The club's wage bill doubled to £56m in its first year back in the Premier League and it reported a loss of £22.6m as debts jumped 57% to nearly £90m.
"No fear at all," Fernandes told BBC World Service's Sportsworld show.
The club, who have spent millions of pounds rebuilding their squad following promotion to the top flight in 2011-12, lie bottom of the Premier League with eight games to go and are seven points from safety.
But asked whether relegation would cripple the club, Fernandes replied: "No, I don't think so.
"If we went down, we would just have to come back up. I've been in the airline business where we have had [to deal with] Sars, bird flu, earthquakes, and an oil crisis - so relegation is just another thing that would have happened. And we learned. We know what we need to do and we've put the right foundations in place."
Fernandes says he is committed to the club and will remain at Loftus Road even if they do find themselves back in the Championship next season. And he insists the extent of their transfer spending, as well as the wages they are supposed to be paying, has been exaggerated.
But he conceded that the difficulties in making the club profitable had surprised him.
"It's hard - much harder than I thought," he said.
"It is tough but hopefully next year there is a lot of TV money, hopefully we are still in the Premier League and that will give us a good chance.
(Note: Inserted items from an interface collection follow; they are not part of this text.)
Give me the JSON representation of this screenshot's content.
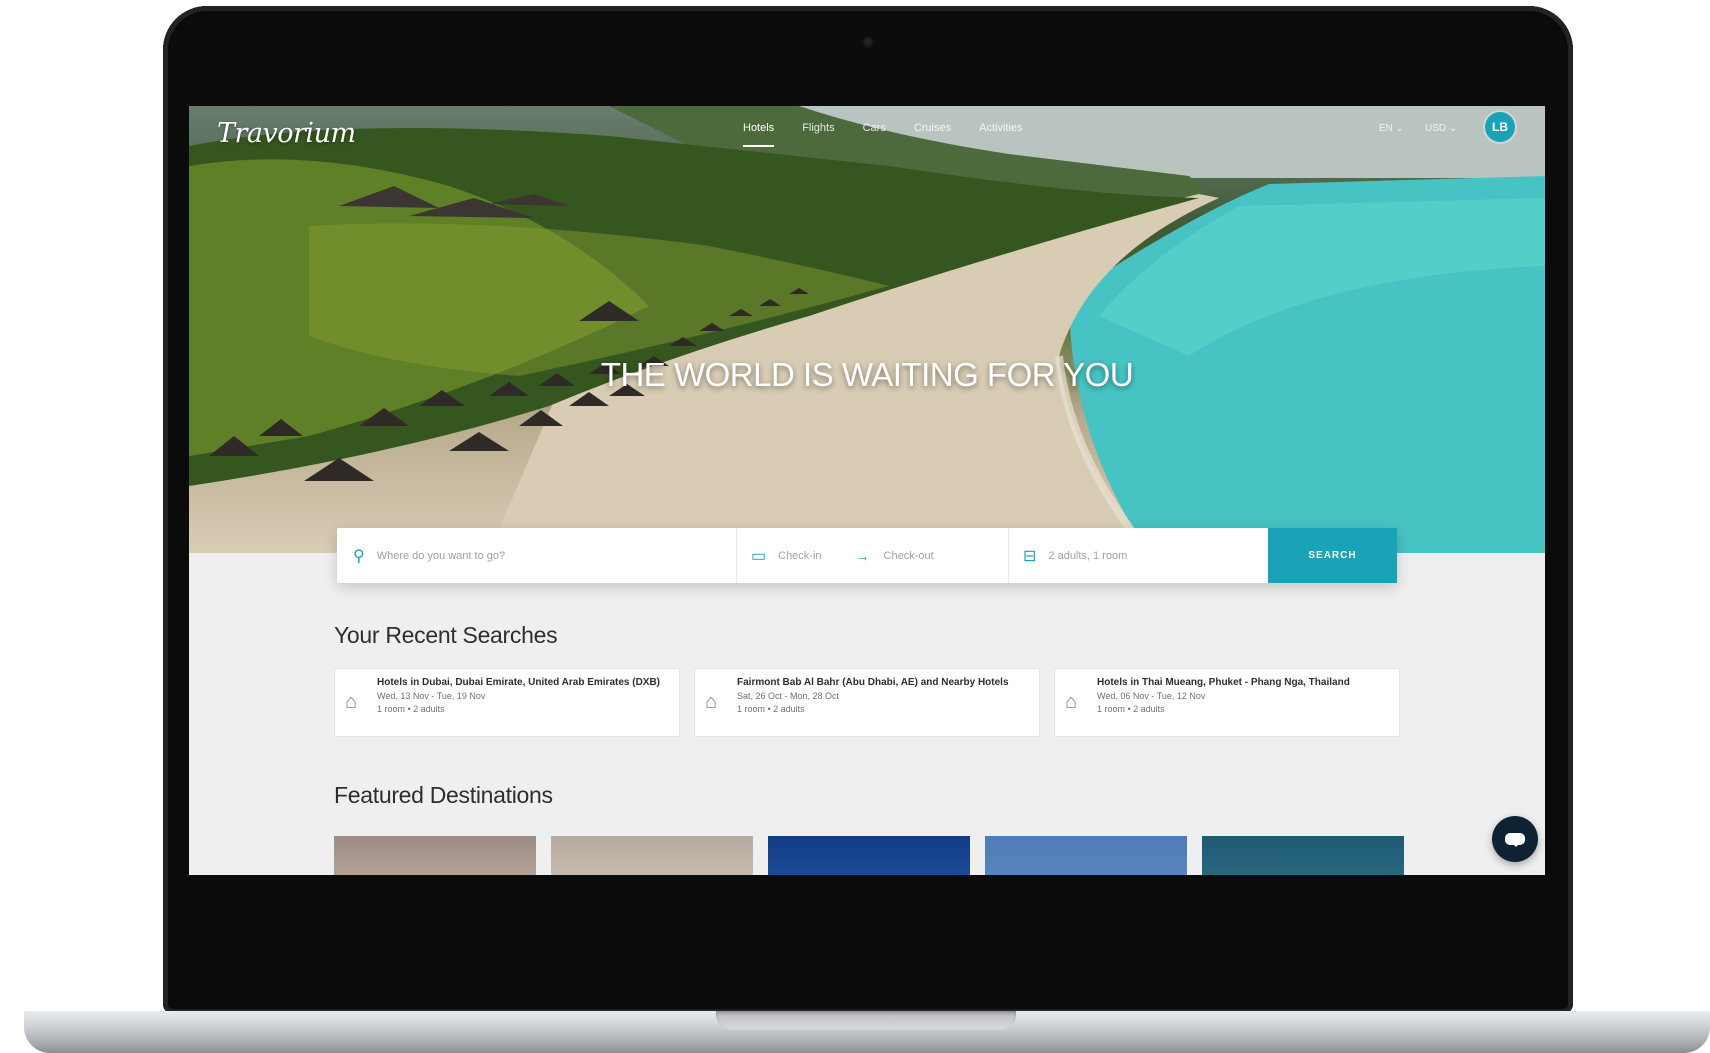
{
  "brand": {
    "logo": "Travorium",
    "accent": "#1aa3b6"
  },
  "nav": {
    "items": [
      {
        "label": "Hotels",
        "active": true
      },
      {
        "label": "Flights",
        "active": false
      },
      {
        "label": "Cars",
        "active": false
      },
      {
        "label": "Cruises",
        "active": false
      },
      {
        "label": "Activities",
        "active": false
      }
    ],
    "language": "EN ⌄",
    "currency": "USD ⌄",
    "avatar_initials": "LB"
  },
  "hero": {
    "title": "THE WORLD IS WAITING FOR YOU"
  },
  "search": {
    "destination_placeholder": "Where do you want to go?",
    "checkin_placeholder": "Check-in",
    "checkout_placeholder": "Check-out",
    "guests_value": "2 adults, 1 room",
    "button_label": "SEARCH"
  },
  "recent": {
    "title": "Your Recent Searches",
    "items": [
      {
        "title": "Hotels in Dubai, Dubai Emirate, United Arab Emirates (DXB)",
        "dates": "Wed, 13 Nov - Tue, 19 Nov",
        "guests": "1 room • 2 adults"
      },
      {
        "title": "Fairmont Bab Al Bahr (Abu Dhabi, AE) and Nearby Hotels",
        "dates": "Sat, 26 Oct - Mon, 28 Oct",
        "guests": "1 room • 2 adults"
      },
      {
        "title": "Hotels in Thai Mueang, Phuket - Phang Nga, Thailand",
        "dates": "Wed, 06 Nov - Tue, 12 Nov",
        "guests": "1 room • 2 adults"
      }
    ]
  },
  "featured": {
    "title": "Featured Destinations"
  },
  "icons": {
    "location": "map-pin-icon",
    "calendar": "calendar-icon",
    "arrow": "arrow-right-icon",
    "bed": "bed-icon",
    "building": "building-icon",
    "chat": "chat-icon"
  }
}
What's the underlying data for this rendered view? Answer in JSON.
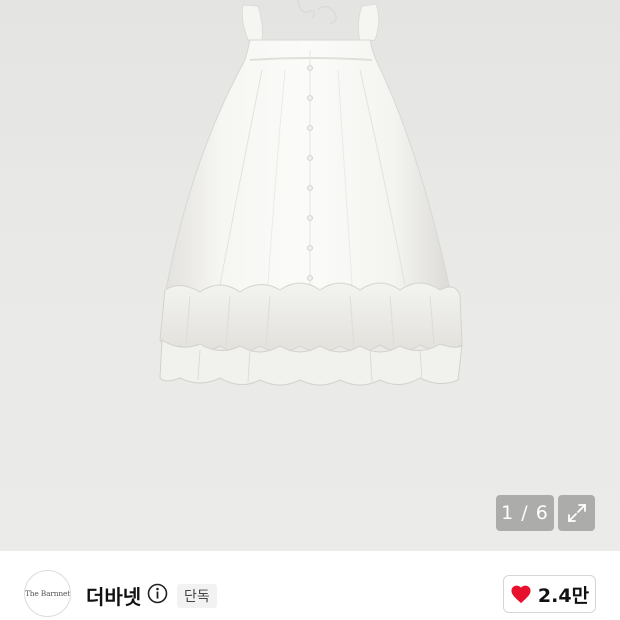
{
  "gallery": {
    "current": 1,
    "total": 6,
    "counter_text": "1 / 6"
  },
  "brand": {
    "logo_text": "The Barnnet",
    "name": "더바넷",
    "badge": "단독"
  },
  "likes": {
    "count_label": "2.4만",
    "heart_color": "#e8112d"
  },
  "icons": [
    "expand-icon",
    "info-icon",
    "heart-icon"
  ]
}
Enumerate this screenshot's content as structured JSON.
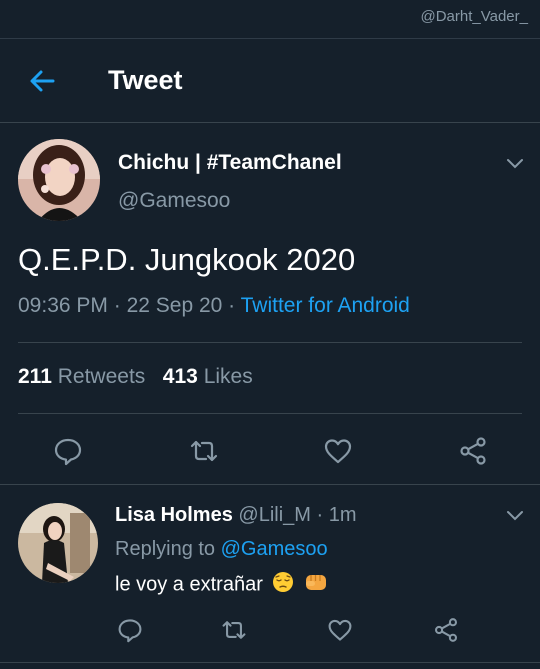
{
  "watermark": "@Darht_Vader_",
  "header": {
    "title": "Tweet"
  },
  "tweet": {
    "author_name": "Chichu | #TeamChanel",
    "author_handle": "@Gamesoo",
    "text": "Q.E.P.D. Jungkook 2020",
    "time": "09:36 PM",
    "dot1": " · ",
    "date": "22 Sep 20",
    "dot2": " · ",
    "source": "Twitter for Android",
    "retweets_count": "211",
    "retweets_label": "Retweets",
    "likes_count": "413",
    "likes_label": "Likes"
  },
  "reply": {
    "author_name": "Lisa Holmes",
    "author_handle": "@Lili_M",
    "dot": " · ",
    "time": "1m",
    "replying_label": "Replying to",
    "replying_to": "@Gamesoo",
    "text": "le voy a extrañar"
  },
  "colors": {
    "background": "#15202b",
    "accent": "#1da1f2",
    "secondary_text": "#8899a6",
    "divider": "#38444d"
  },
  "icons": [
    "back-arrow-icon",
    "chevron-down-icon",
    "reply-icon",
    "retweet-icon",
    "like-icon",
    "share-icon",
    "pensive-face-emoji",
    "fist-emoji"
  ]
}
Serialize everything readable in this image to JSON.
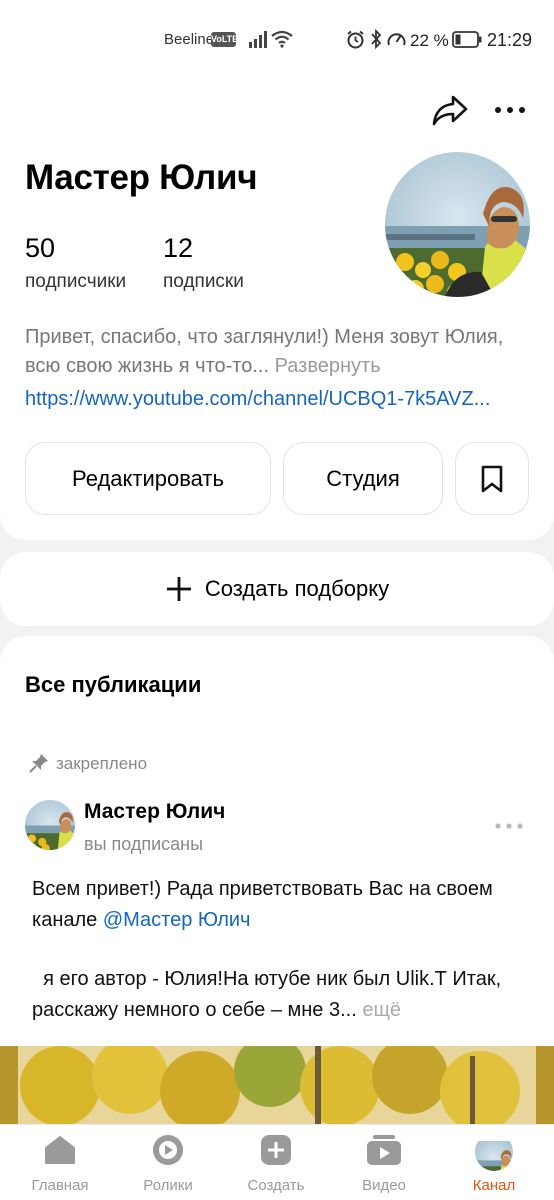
{
  "status_bar": {
    "carrier": "Beeline",
    "volte": "VoLTE",
    "battery_percent": "22 %",
    "time": "21:29",
    "icons": [
      "signal-icon",
      "wifi-icon",
      "alarm-icon",
      "bluetooth-icon",
      "speed-icon",
      "battery-icon"
    ]
  },
  "profile": {
    "name": "Мастер Юлич",
    "subscribers_count": "50",
    "subscribers_label": "подписчики",
    "subscriptions_count": "12",
    "subscriptions_label": "подписки",
    "bio": "Привет, спасибо, что заглянули!) Меня зовут Юлия, всю свою жизнь я что-то...",
    "bio_expand": "Развернуть",
    "link": "https://www.youtube.com/channel/UCBQ1-7k5AVZ..."
  },
  "actions": {
    "edit_label": "Редактировать",
    "studio_label": "Студия"
  },
  "create_collection_label": "Создать подборку",
  "feed": {
    "title": "Все публикации",
    "pinned_label": "закреплено",
    "post": {
      "author": "Мастер Юлич",
      "subtitle": "вы подписаны",
      "text_part1": "Всем привет!) Рада приветствовать Вас на своем канале ",
      "mention": "@Мастер Юлич",
      "text_part2": "  я его автор - Юлия!На ютубе ник был Ulik.Т Итак, расскажу немного о себе – мне 3...",
      "more_label": "ещё"
    }
  },
  "bottom_nav": {
    "items": [
      {
        "label": "Главная",
        "icon": "home-icon"
      },
      {
        "label": "Ролики",
        "icon": "clips-icon"
      },
      {
        "label": "Создать",
        "icon": "create-icon"
      },
      {
        "label": "Видео",
        "icon": "video-icon"
      },
      {
        "label": "Канал",
        "icon": "channel-avatar"
      }
    ],
    "active_color": "#e8520e",
    "inactive_color": "#9a9a9a"
  },
  "colors": {
    "link": "#1565c0",
    "background": "#f2f2f2"
  }
}
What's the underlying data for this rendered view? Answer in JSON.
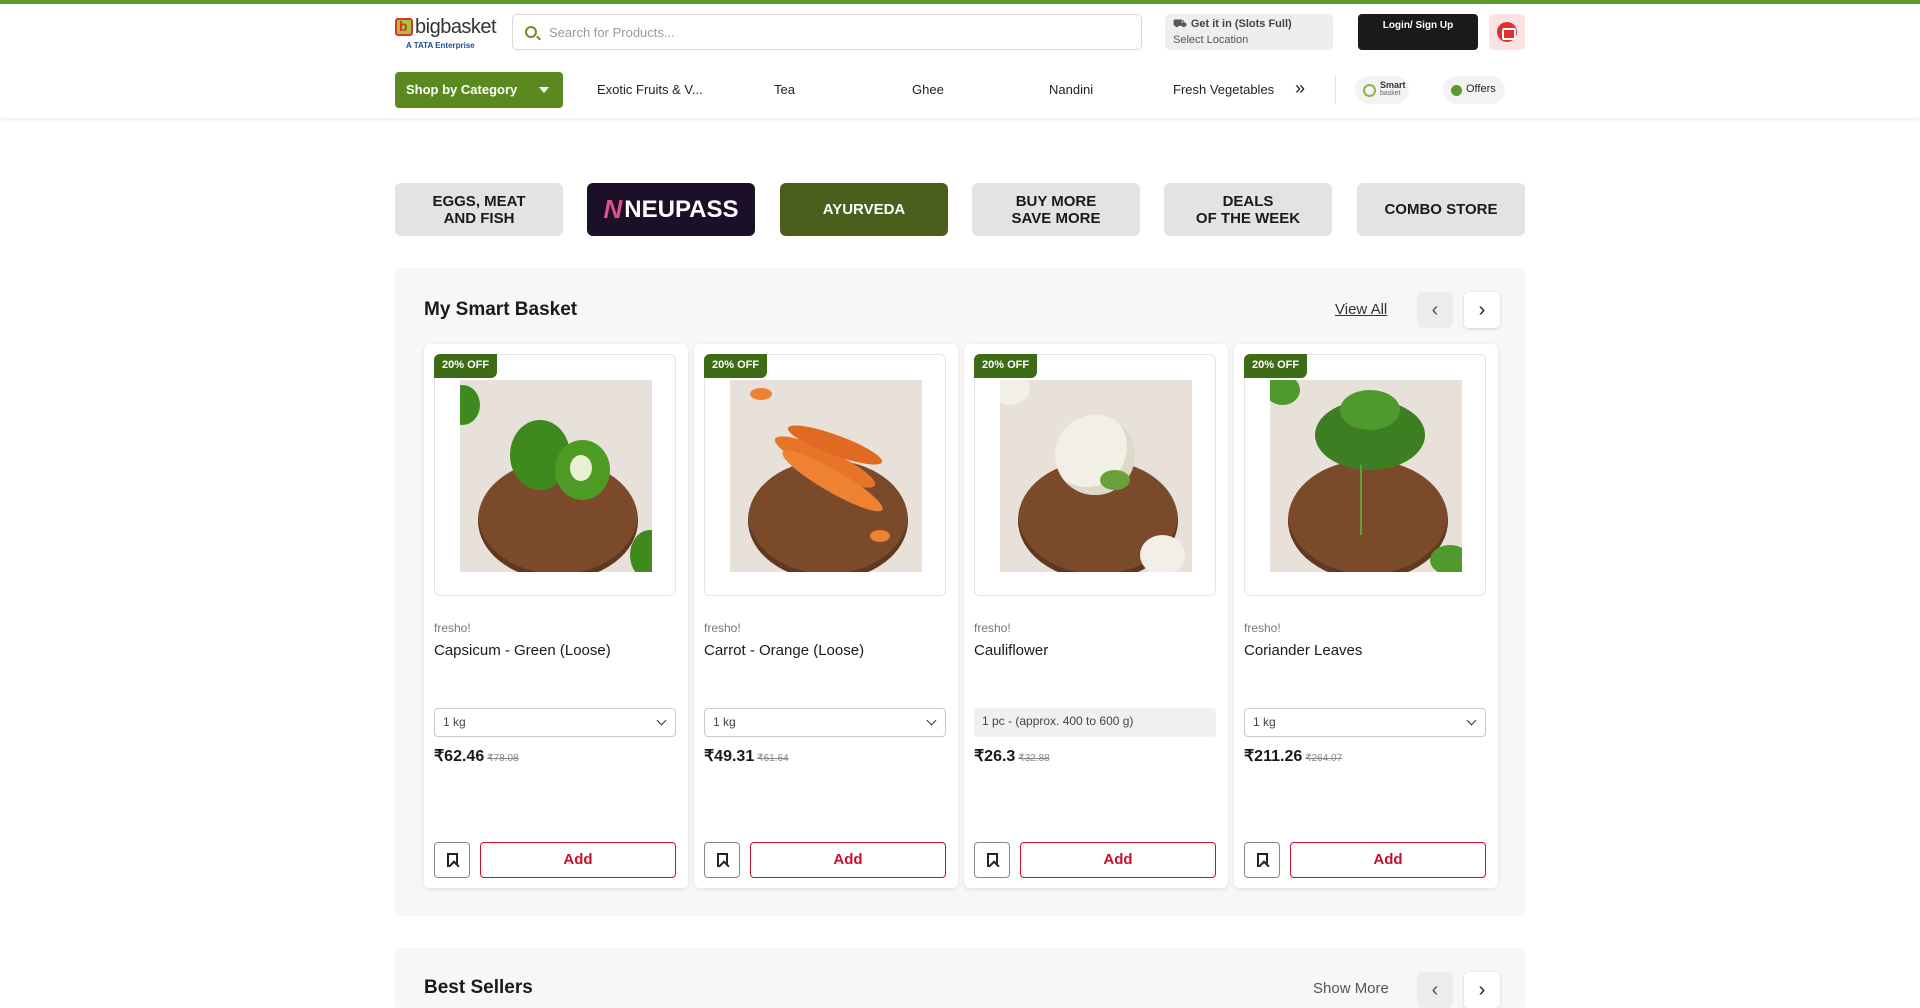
{
  "header": {
    "logo_name": "bigbasket",
    "logo_sub": "A TATA Enterprise",
    "search_placeholder": "Search for Products...",
    "location_line1": "Get it in (Slots Full)",
    "location_line2": "Select Location",
    "login_label": "Login/ Sign Up"
  },
  "nav": {
    "shop_by_category": "Shop by Category",
    "links": [
      "Exotic Fruits & V...",
      "Tea",
      "Ghee",
      "Nandini",
      "Fresh Vegetables"
    ],
    "more": "»",
    "smart_line1": "Smart",
    "smart_line2": "basket",
    "offers": "Offers"
  },
  "tiles": [
    "EGGS, MEAT\nAND FISH",
    "NEUPASS",
    "AYURVEDA",
    "BUY MORE\nSAVE MORE",
    "DEALS\nOF THE WEEK",
    "COMBO STORE"
  ],
  "smart_basket": {
    "title": "My Smart Basket",
    "view_all": "View All",
    "prev": "‹",
    "next": "›",
    "products": [
      {
        "badge": "20% OFF",
        "brand": "fresho!",
        "name": "Capsicum - Green (Loose)",
        "qty": "1 kg",
        "price": "₹62.46",
        "mrp": "₹78.08",
        "add": "Add"
      },
      {
        "badge": "20% OFF",
        "brand": "fresho!",
        "name": "Carrot - Orange (Loose)",
        "qty": "1 kg",
        "price": "₹49.31",
        "mrp": "₹61.64",
        "add": "Add"
      },
      {
        "badge": "20% OFF",
        "brand": "fresho!",
        "name": "Cauliflower",
        "qty": "1 pc - (approx. 400 to 600 g)",
        "price": "₹26.3",
        "mrp": "₹32.88",
        "add": "Add"
      },
      {
        "badge": "20% OFF",
        "brand": "fresho!",
        "name": "Coriander Leaves",
        "qty": "1 kg",
        "price": "₹211.26",
        "mrp": "₹264.07",
        "add": "Add"
      }
    ]
  },
  "best_sellers": {
    "title": "Best Sellers",
    "show_more": "Show More"
  },
  "colors": {
    "brand_green": "#5a8a1f",
    "accent_red": "#c8102e",
    "badge_green": "#3e6b16"
  }
}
"The press have blown it out of proportion. We are not that far away from FFP anyway.
"Our wage bill is a lot lower than being quoted. I mean the salary of Samba and stuff is just ludicrous when I read what they've reported.
"We are no different to any other club. We had to build a whole new team. None of the players who left QPR are in the Premier League anymore. These things happen."